    • California Court of Appeals Court of Appeals
    • June 26, 1980
    ...Court of Appeal may decline to follow the prior decisions of another district or division (see McGlothlen v. Department of Motor Vehicles (1977) 71 Cal.App.3d 1005, 1017, 140 Cal.Rptr. 168), trial courts are bound by decisions of the Courts of Appeal. (Auto Equity Sales, Inc. v. Superior Co......
  • Hiatt v. City of Berkeley
    • United States
    • California Court of Appeals Court of Appeals
    • March 29, 1982
    ...Amendment (Serrano v. Priest (1971) 5 Cal.3d 584, 596, fn. 11, 96 Cal.Rptr. 601, 487 P.2d 1241; McGlothlen v. Department of Motor Vehicles (1977) 71 Cal.App.3d 1005, 140 Cal.Rptr. 168), accord any person the equal protection of the laws in plain and unequivocal language and without qualific......
  • Hiatt v. City of Berkeley
    • United States
    • California Court of Appeals Court of Appeals
    • September 25, 1978
    ...Amendment (Serrano v. Priest (1971) 5 Cal.3d 584, 596, fn. 11, 96 Cal.Rptr. 601, 487 P.2d 1241; McGlothlen v. Department of Motor Vehicles (1977) 71 Cal.App.3d 1005, 140 Cal.Rptr. 168), accord any person the equal protection of the laws in plain and unequivocal language and without qualific......
  • Request a trial to view additional results

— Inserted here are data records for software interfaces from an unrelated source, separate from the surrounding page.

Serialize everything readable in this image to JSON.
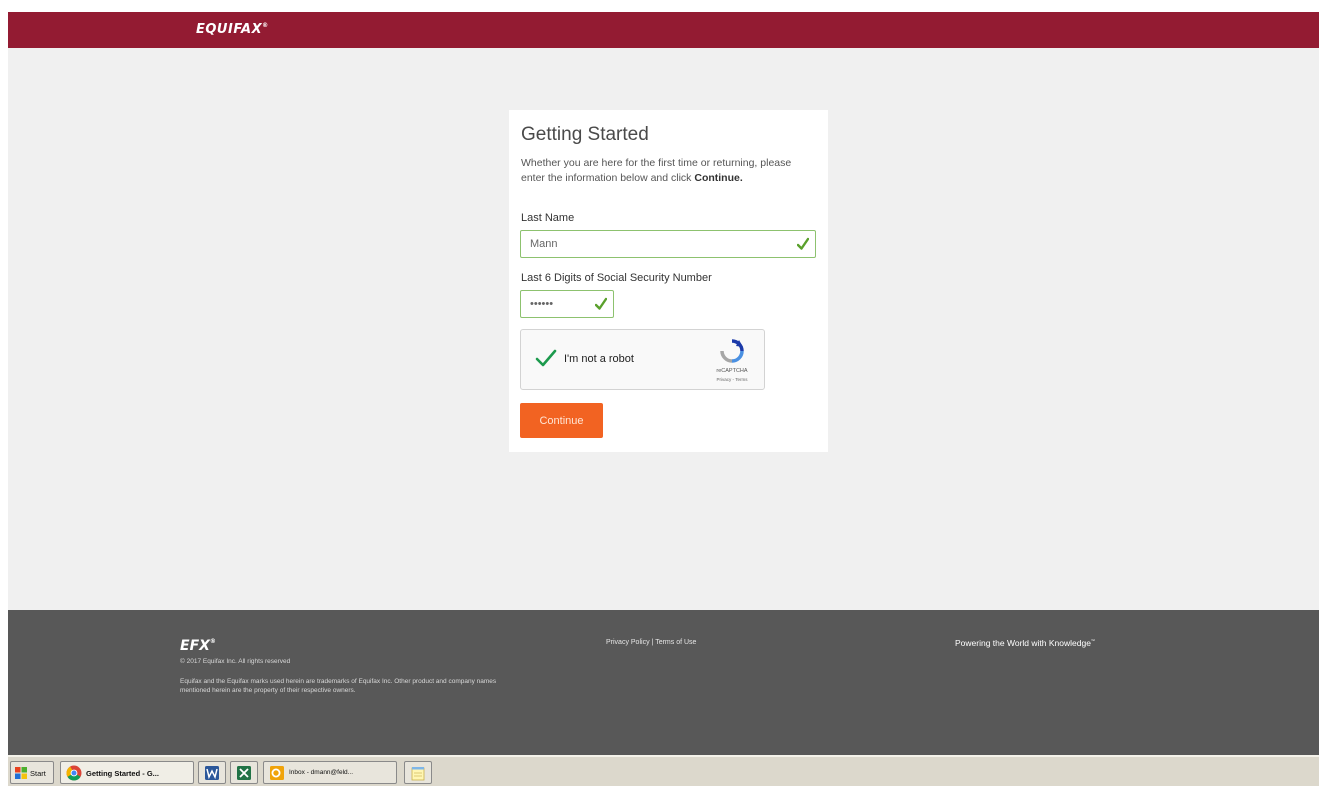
{
  "header": {
    "logo": "EQUIFAX",
    "logo_mark": "®"
  },
  "card": {
    "title": "Getting Started",
    "intro_text": "Whether you are here for the first time or returning, please enter the information below and click",
    "intro_bold": "Continue.",
    "last_name_label": "Last Name",
    "last_name_value": "Mann",
    "ssn_label": "Last 6 Digits of Social Security Number",
    "ssn_value": "••••••",
    "continue_label": "Continue"
  },
  "captcha": {
    "label": "I'm not a robot",
    "brand": "reCAPTCHA",
    "links": "Privacy - Terms"
  },
  "footer": {
    "logo": "EFX",
    "logo_mark": "®",
    "copyright": "© 2017 Equifax Inc. All rights reserved",
    "trademark": "Equifax and the Equifax marks used herein are trademarks of Equifax Inc. Other product and company names mentioned herein are the property of their respective owners.",
    "privacy_link": "Privacy Policy",
    "separator": "|",
    "terms_link": "Terms of Use",
    "tagline": "Powering the World with Knowledge",
    "tagline_mark": "™"
  },
  "taskbar": {
    "start_label": "Start",
    "chrome_label": "Getting Started - G...",
    "outlook_label": "Inbox - dmann@feld..."
  },
  "colors": {
    "brand_red": "#931b32",
    "accent_orange": "#f26322",
    "valid_green": "#8dc26f",
    "footer_gray": "#585858"
  },
  "icons": [
    "check-icon",
    "recaptcha-logo-icon",
    "chrome-icon",
    "word-icon",
    "excel-icon",
    "outlook-icon",
    "notepad-icon",
    "windows-flag-icon"
  ]
}
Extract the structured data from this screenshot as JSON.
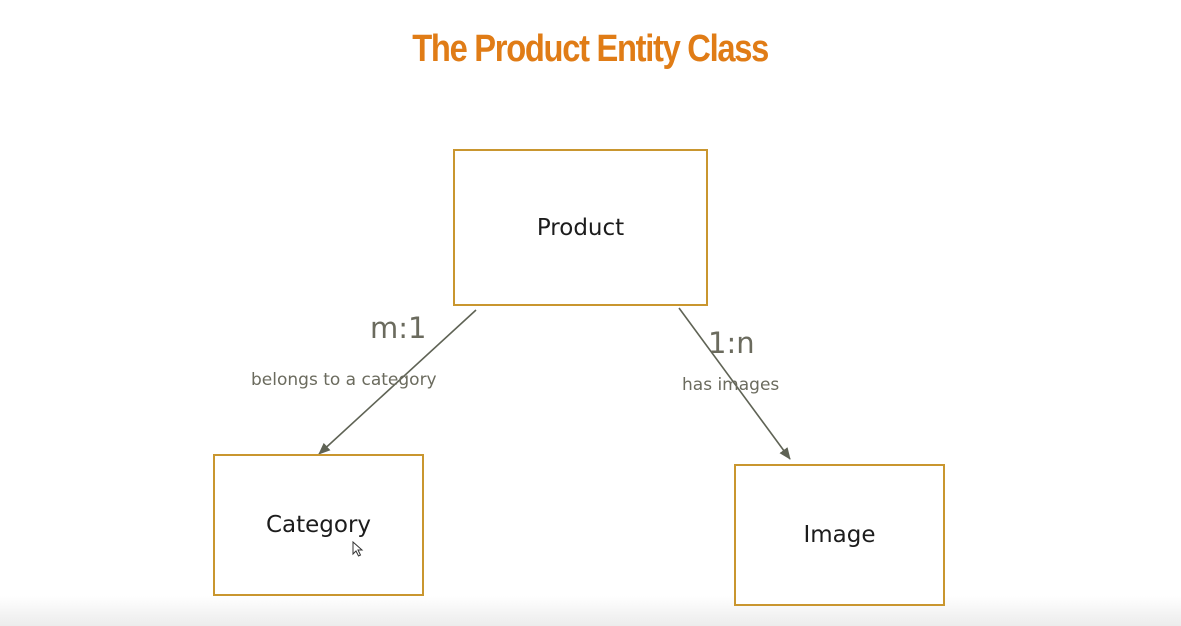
{
  "title": "The Product Entity Class",
  "colors": {
    "title": "#e07c16",
    "box_border": "#c9962f",
    "connector": "#5f6355",
    "annotation_text": "#6b6b5e"
  },
  "entities": {
    "product": "Product",
    "category": "Category",
    "image": "Image"
  },
  "relationships": [
    {
      "from": "Product",
      "to": "Category",
      "multiplicity": "m:1",
      "label": "belongs to a category"
    },
    {
      "from": "Product",
      "to": "Image",
      "multiplicity": "1:n",
      "label": "has images"
    }
  ],
  "cursor_icon": "mouse-pointer-icon"
}
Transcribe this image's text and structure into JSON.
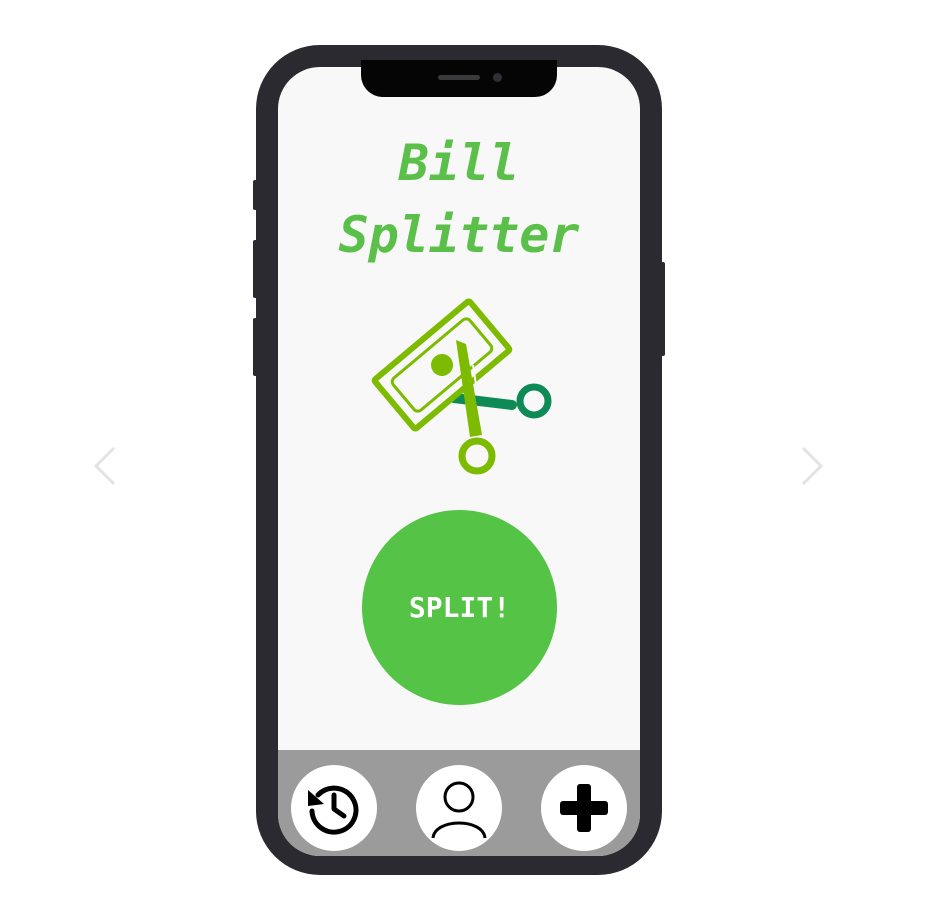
{
  "app": {
    "title_line1": "Bill",
    "title_line2": "Splitter",
    "split_label": "SPLIT!"
  },
  "icons": {
    "logo": "money-scissors-icon",
    "prev": "chevron-left-icon",
    "next": "chevron-right-icon",
    "history": "history-clock-icon",
    "profile": "user-profile-icon",
    "add": "plus-icon"
  },
  "colors": {
    "title_green": "#5bc04a",
    "button_green": "#55c345",
    "logo_lime": "#7dbb00",
    "logo_teal": "#0e8a57",
    "phone_frame": "#2b2a30",
    "bottom_bar": "#9b9b9b",
    "screen_bg": "#f8f8f8"
  }
}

VLEX uses login cookies to provide you with a better browsing experience. If you click on 'Accept' or continue browsing this site we consider that you accept our cookie policy. ACCEPT